Nowadays, consumers increasingly care about their health and overall well-being. In our Taste Tomorrow consumer survey, we have seen that smaller portions and healthy alternatives are equally preferred routes to a healthier diet. Indeed, one of the main ways that people can restrict calorie intake, after learning to avoid the highest-calorie foods, is to simply eat less. At the same time, more than ever, consumers are asking for functional foods and are screening the market for healthier and more nourishing products.
A stunning 91% of Taste Tomorrow respondents claim to read, at least occasionally, package information and base their purchase decision on it. However, finding the healthier options among the overwhelming number of products on shelves is not always an easy task and nutritional fact panels do not always help to navigate around the complexity of information. (1) For this reason, in the past years, with the aim of helping consumers in their effort to improve their diets, several Front-of-Pack schemes (FOP) have been created worldwide.
For example, the Keyhole symbol was introduced as a Front-of-Pack labelling scheme in Sweden as early as 1989 to identify nutritionally favorable options within certain product categories. Since then, many other schemes have been developed and implemented around the world. Today in about 40 countries food companies have adopted different FOP labels on a voluntary or mandatory basis. For example, the usage of Traffic Light in the UK, Nutriscore in France are highly recommended, while warning Labels in Chile are mandatory.
Nutrition & health claims and Front-of-Pack nutrition labels start to drive consumer purchasing behavior, as a result, became a criterion for the innovation pipeline for manufacturers. The policy objectives of FOP nutrition labelling are typically twofold: to provide additional information to consumers and help them make healthier choices; and to encourage the industry to reformulate products towards more nutritionally balanced options.
Front-of-Pack labels are mainly based on packaged food macronutrient content (carbohydrates, sugars, fats, fibers, proteins), salt content and overall energy value. By increasing the amount of “positive” ingredients such as wholegrains, seeds or fruits or decreasing the amount of ingredients such as sugar, fat or salt, food manufacturers can improve the nutritional profile of their products giving consumers a wider range of healthier options and helping them improve the quality of their diet.
More than ever before, consumers understand that the first wealth is health. Each bite, each snack, and each meal is an opportunity to improve people’s health and well-being. Every day, our products are used to feed hundreds of millions of people globally.
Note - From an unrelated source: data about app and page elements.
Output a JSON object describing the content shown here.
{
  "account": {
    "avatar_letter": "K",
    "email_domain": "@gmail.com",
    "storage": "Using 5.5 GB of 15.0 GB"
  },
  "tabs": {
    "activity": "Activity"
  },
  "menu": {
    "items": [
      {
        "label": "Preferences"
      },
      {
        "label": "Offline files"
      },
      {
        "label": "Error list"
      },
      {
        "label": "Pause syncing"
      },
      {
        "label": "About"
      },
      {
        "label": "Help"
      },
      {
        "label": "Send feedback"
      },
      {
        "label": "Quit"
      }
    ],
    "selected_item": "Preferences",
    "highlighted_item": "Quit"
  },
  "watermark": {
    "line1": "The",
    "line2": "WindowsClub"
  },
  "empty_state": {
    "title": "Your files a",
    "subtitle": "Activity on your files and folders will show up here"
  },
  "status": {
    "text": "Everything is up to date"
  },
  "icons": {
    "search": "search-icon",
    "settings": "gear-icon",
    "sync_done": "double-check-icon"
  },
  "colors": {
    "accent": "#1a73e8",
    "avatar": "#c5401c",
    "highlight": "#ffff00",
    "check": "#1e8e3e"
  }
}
Together we have an enormous potential to help people across the globe live a better life. We can help you satisfy this consumer demand and create products that support consumers’ holistic health needs.
(1) Malloy‐Weir, Leslie, and Marcia Cooper. "Health literacy, literacy, numeracy and nutrition label understanding and use: a scoping review of the literature." Journal of human nutrition and dietetics 30.3 (2017): 309-325.